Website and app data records
BEGIN
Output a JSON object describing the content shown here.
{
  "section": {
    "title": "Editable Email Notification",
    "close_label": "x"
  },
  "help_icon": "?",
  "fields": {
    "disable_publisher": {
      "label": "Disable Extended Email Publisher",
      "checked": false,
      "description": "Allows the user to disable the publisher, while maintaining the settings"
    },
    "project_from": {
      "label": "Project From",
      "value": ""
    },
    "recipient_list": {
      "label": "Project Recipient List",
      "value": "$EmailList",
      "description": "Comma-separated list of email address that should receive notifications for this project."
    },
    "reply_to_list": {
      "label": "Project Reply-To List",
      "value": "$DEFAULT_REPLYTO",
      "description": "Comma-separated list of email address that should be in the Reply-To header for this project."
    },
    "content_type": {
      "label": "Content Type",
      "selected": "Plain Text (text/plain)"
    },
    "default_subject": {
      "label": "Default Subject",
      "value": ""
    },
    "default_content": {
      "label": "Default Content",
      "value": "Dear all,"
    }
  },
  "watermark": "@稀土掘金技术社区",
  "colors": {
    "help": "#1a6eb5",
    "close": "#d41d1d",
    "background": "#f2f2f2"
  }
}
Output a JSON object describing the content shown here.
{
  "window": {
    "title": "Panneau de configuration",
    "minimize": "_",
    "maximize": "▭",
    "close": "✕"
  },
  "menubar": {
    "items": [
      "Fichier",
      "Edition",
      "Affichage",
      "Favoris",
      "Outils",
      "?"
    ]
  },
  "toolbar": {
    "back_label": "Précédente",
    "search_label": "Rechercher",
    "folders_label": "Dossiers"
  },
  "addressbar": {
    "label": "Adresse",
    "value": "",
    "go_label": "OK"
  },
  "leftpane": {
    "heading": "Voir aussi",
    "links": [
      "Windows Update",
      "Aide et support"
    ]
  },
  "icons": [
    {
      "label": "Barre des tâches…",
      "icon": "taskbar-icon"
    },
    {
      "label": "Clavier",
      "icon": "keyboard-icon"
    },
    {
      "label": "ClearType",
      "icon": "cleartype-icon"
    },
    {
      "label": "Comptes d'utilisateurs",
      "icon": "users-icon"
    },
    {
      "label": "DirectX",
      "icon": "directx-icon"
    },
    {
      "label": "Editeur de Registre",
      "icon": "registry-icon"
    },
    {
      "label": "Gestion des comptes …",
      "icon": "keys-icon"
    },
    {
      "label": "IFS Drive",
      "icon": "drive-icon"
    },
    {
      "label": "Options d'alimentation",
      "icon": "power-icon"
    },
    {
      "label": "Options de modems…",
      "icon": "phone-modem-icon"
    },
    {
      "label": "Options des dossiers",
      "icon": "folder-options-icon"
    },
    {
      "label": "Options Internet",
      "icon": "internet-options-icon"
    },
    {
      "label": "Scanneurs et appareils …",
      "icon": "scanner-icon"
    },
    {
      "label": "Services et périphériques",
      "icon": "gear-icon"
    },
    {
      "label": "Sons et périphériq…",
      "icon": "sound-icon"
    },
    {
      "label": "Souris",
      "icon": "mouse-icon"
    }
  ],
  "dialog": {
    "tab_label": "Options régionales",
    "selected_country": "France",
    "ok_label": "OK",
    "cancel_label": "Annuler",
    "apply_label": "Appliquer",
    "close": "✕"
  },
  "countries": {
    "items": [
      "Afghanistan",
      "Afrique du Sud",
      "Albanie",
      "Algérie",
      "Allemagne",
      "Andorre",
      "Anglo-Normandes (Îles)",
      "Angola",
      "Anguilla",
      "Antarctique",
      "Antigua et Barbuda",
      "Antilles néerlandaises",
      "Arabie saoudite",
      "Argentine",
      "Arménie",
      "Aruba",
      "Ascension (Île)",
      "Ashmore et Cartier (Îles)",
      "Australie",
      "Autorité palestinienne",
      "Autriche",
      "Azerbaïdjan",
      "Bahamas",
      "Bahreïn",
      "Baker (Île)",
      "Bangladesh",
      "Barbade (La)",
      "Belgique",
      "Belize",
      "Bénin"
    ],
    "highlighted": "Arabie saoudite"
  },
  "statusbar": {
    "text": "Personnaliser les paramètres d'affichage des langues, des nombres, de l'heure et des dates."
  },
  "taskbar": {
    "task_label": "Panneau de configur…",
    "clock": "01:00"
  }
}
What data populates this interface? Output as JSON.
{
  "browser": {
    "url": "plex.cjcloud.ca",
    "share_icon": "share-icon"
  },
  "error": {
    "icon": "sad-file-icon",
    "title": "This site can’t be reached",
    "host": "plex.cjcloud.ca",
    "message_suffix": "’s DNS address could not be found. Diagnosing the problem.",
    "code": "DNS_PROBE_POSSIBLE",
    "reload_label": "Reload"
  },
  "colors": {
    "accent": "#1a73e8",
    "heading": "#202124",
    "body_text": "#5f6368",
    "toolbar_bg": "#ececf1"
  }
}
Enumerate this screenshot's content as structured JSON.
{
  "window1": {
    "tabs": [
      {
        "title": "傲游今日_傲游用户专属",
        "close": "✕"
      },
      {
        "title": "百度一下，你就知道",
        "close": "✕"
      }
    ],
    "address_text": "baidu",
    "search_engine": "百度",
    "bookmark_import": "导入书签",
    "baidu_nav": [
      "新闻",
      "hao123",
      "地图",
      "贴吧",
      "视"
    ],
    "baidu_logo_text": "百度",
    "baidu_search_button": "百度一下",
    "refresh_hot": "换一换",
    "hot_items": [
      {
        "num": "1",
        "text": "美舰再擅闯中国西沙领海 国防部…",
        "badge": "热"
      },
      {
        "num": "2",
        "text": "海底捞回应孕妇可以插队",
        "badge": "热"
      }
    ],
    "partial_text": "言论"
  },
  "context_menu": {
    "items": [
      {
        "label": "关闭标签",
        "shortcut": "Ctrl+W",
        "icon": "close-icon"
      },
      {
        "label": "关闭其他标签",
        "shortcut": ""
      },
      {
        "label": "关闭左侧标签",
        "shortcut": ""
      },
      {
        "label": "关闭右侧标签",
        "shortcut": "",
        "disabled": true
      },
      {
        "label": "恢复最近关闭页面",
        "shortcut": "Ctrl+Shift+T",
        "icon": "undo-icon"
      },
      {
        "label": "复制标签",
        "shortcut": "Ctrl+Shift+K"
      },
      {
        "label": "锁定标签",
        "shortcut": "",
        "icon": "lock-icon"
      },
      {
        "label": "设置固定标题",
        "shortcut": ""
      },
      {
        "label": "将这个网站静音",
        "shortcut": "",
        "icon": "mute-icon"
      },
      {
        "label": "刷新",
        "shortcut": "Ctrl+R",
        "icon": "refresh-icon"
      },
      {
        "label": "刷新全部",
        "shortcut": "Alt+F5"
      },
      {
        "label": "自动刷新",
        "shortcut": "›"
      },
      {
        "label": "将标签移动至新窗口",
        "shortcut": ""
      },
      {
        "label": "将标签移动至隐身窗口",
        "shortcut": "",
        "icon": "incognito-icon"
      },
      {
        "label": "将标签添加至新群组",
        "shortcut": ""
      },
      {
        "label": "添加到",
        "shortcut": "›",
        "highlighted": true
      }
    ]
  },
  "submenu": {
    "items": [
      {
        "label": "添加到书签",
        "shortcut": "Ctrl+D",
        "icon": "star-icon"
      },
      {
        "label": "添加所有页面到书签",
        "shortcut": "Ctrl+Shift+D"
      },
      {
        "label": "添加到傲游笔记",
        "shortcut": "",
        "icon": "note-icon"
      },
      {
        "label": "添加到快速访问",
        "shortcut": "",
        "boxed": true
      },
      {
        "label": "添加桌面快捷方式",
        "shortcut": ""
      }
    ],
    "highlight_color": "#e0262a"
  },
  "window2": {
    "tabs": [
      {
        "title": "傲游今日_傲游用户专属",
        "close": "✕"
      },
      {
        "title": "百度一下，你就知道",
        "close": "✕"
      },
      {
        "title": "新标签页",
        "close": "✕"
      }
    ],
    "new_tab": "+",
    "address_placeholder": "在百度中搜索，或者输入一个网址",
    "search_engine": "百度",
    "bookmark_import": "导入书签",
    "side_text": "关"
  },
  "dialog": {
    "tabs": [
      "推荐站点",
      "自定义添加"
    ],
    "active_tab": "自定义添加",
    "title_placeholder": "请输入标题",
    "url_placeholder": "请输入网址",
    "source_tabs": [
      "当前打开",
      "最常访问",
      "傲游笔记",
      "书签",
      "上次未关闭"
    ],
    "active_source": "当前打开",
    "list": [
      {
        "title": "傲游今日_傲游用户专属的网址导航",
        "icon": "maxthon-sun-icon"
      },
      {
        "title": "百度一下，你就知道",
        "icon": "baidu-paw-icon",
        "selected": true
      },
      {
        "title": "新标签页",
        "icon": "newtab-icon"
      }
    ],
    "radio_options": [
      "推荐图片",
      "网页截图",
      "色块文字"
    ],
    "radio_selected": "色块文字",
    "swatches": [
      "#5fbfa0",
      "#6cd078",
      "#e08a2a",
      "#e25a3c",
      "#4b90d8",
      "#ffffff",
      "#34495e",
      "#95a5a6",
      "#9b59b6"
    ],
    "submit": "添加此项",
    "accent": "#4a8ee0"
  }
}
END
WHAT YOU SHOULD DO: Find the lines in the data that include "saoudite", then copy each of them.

EXPECTED ANSWER:
      "Arabie saoudite",
    "highlighted": "Arabie saoudite"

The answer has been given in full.